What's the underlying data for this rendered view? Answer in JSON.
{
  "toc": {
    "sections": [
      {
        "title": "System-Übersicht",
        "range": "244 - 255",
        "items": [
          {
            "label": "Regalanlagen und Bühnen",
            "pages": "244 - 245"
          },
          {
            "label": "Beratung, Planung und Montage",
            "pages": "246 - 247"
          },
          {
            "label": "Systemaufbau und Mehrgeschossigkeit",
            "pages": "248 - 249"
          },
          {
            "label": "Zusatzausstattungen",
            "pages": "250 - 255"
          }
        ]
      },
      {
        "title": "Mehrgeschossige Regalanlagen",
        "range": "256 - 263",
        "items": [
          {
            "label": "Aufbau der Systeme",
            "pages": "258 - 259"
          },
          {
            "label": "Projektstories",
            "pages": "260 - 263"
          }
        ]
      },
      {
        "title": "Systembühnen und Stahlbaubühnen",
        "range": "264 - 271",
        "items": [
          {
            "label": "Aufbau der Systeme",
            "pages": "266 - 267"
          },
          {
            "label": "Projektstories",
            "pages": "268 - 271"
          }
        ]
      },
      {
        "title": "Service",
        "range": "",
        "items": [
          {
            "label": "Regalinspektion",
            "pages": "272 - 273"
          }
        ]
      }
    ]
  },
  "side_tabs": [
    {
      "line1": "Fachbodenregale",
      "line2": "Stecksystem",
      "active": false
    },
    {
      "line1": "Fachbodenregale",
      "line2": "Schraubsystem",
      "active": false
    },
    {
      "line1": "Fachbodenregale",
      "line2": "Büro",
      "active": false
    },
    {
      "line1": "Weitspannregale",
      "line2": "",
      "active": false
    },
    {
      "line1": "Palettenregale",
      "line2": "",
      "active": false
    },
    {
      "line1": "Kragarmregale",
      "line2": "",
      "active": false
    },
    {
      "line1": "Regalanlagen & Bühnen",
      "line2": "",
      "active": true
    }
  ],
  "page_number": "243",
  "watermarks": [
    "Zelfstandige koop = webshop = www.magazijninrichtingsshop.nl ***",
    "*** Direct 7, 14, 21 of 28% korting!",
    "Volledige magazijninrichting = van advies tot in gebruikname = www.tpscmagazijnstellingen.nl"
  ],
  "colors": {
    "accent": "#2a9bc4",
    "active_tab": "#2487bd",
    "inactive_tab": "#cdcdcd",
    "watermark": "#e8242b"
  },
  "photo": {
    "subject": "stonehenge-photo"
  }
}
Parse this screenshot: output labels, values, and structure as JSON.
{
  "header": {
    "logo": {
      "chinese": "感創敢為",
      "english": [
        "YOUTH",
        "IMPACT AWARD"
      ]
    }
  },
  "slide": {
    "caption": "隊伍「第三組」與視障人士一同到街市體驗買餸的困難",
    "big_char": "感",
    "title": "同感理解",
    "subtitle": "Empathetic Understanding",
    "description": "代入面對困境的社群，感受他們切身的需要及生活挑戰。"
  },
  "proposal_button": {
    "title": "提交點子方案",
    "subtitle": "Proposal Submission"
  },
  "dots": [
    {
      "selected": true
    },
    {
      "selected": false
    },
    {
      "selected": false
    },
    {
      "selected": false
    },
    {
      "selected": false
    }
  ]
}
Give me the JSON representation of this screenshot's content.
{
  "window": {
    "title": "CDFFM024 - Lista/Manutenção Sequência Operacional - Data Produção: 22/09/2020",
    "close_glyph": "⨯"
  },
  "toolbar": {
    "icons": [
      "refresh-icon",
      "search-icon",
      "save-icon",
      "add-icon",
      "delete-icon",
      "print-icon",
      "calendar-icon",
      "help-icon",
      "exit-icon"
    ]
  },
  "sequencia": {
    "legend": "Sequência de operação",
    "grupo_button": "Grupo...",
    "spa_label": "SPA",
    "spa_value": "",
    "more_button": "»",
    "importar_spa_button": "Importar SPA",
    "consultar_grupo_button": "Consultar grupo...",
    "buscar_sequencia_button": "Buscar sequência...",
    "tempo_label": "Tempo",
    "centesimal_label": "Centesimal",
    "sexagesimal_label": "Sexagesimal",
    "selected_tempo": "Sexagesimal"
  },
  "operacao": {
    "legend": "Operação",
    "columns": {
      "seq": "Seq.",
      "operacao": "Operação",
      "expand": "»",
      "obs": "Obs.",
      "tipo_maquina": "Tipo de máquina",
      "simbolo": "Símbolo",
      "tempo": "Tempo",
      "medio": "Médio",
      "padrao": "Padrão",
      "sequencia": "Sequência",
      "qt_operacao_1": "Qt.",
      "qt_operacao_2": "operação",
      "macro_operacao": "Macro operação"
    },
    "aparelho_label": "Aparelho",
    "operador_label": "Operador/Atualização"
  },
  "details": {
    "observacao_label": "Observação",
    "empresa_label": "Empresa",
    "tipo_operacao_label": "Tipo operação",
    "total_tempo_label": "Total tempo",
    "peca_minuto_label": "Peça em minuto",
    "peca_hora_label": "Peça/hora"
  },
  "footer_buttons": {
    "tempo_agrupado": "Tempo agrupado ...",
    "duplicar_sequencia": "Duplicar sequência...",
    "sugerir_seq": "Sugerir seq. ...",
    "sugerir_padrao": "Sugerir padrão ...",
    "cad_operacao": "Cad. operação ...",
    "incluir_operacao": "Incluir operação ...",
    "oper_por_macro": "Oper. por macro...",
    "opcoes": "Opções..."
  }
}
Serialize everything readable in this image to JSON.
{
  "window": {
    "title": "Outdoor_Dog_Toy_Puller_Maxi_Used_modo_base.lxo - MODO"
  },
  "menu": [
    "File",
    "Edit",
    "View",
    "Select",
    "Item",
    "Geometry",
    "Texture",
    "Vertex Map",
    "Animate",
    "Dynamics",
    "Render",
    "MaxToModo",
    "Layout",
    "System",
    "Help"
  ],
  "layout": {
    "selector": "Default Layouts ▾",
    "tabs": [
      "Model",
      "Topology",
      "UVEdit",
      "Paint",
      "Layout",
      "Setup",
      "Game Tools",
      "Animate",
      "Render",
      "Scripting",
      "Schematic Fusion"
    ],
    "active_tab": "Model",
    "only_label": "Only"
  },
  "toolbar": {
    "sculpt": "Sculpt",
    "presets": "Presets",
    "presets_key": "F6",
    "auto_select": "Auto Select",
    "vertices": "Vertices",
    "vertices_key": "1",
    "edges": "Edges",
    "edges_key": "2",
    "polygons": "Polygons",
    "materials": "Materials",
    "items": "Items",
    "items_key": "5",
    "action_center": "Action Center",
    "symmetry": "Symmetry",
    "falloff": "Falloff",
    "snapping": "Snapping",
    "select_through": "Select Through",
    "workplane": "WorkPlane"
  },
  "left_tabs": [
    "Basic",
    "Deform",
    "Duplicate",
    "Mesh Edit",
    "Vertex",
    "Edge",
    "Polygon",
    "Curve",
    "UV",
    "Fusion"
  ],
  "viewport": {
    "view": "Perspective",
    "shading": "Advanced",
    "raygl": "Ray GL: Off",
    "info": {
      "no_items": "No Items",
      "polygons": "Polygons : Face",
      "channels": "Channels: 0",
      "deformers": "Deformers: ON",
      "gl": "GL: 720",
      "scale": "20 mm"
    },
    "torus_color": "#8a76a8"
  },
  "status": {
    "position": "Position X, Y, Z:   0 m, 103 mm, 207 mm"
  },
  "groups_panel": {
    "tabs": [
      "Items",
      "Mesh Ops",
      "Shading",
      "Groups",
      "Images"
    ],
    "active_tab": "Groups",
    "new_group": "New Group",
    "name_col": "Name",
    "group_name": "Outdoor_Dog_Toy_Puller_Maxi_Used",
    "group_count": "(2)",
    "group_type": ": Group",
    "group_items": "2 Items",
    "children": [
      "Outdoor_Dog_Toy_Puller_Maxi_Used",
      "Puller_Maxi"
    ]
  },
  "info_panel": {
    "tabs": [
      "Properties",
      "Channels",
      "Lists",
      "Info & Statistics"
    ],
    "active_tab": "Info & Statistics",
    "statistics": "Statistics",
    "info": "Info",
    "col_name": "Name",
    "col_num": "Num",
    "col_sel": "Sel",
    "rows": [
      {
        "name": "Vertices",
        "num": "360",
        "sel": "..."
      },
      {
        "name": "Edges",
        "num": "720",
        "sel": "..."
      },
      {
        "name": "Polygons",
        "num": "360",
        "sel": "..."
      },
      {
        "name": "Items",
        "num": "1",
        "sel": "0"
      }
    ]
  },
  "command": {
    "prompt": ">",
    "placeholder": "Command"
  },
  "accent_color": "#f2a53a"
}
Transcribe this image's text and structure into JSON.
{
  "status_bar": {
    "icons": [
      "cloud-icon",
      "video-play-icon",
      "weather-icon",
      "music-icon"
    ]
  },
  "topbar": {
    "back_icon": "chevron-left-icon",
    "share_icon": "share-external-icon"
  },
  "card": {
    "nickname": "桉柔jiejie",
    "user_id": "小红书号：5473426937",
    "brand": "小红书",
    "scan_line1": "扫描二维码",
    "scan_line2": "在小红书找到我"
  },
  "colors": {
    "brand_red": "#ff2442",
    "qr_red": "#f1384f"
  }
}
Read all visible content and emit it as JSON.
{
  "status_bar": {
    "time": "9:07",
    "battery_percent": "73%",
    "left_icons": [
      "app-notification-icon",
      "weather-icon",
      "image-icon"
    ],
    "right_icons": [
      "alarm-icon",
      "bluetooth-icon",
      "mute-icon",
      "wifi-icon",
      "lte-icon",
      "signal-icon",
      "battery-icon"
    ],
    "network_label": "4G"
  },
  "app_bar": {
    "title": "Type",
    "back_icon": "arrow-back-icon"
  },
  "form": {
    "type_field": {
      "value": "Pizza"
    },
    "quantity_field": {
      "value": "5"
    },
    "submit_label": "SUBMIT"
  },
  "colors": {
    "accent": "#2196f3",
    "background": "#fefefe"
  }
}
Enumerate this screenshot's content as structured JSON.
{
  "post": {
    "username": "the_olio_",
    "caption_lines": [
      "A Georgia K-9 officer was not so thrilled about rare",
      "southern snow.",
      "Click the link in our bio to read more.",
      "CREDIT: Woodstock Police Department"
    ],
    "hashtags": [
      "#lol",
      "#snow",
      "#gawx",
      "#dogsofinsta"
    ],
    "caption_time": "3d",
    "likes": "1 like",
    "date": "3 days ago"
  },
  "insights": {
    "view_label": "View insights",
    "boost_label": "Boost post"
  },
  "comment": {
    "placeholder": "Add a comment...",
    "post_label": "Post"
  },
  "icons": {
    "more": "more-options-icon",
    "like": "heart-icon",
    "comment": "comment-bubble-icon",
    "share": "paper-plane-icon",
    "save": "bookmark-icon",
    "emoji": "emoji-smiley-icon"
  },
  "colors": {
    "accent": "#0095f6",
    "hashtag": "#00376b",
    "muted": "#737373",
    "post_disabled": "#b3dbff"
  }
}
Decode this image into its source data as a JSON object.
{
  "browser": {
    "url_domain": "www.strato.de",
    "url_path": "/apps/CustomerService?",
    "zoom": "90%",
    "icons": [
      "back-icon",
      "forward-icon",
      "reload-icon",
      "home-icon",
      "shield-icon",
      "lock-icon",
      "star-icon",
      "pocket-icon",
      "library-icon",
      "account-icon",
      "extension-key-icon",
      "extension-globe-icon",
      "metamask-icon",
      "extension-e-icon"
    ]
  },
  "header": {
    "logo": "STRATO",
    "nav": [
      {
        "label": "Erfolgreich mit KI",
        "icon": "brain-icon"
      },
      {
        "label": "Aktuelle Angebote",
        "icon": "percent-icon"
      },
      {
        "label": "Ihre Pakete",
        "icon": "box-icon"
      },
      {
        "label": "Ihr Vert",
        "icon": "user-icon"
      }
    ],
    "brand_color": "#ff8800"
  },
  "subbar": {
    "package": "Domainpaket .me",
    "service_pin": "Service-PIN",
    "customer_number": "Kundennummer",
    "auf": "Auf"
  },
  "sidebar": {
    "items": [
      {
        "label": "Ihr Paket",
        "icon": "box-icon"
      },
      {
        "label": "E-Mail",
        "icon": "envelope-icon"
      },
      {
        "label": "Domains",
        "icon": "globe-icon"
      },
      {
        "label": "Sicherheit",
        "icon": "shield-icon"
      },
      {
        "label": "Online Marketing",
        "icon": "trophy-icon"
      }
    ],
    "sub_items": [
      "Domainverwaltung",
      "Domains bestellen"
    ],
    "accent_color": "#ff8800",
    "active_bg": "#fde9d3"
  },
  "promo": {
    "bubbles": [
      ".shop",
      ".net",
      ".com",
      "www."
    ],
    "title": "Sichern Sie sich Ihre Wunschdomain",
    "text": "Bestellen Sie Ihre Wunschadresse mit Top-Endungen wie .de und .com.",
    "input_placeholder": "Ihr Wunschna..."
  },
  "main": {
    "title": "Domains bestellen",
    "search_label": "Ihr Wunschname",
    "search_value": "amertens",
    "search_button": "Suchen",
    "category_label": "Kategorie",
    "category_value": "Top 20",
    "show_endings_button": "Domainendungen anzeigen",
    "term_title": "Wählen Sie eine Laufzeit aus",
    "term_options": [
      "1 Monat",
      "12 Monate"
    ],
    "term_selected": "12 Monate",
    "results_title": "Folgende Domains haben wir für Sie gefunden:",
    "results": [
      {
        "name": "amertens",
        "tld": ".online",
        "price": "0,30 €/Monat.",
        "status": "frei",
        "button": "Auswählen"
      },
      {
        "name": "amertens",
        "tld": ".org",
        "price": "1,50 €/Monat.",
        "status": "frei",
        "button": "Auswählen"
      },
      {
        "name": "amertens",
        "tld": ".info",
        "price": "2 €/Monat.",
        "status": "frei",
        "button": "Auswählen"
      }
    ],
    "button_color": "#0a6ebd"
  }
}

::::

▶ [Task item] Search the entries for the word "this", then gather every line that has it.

▶ [Solution below]
What's the underlying data for this rendered view? Answer in JSON.
Parse this screenshot: output labels, values, and structure as JSON.
Give me the JSON representation of this screenshot's content.
Serialize everything readable in this image to JSON.
Transcribe this image's text and structure into JSON.
Enumerate this screenshot's content as structured JSON.
Decode this image into its source data as a JSON object.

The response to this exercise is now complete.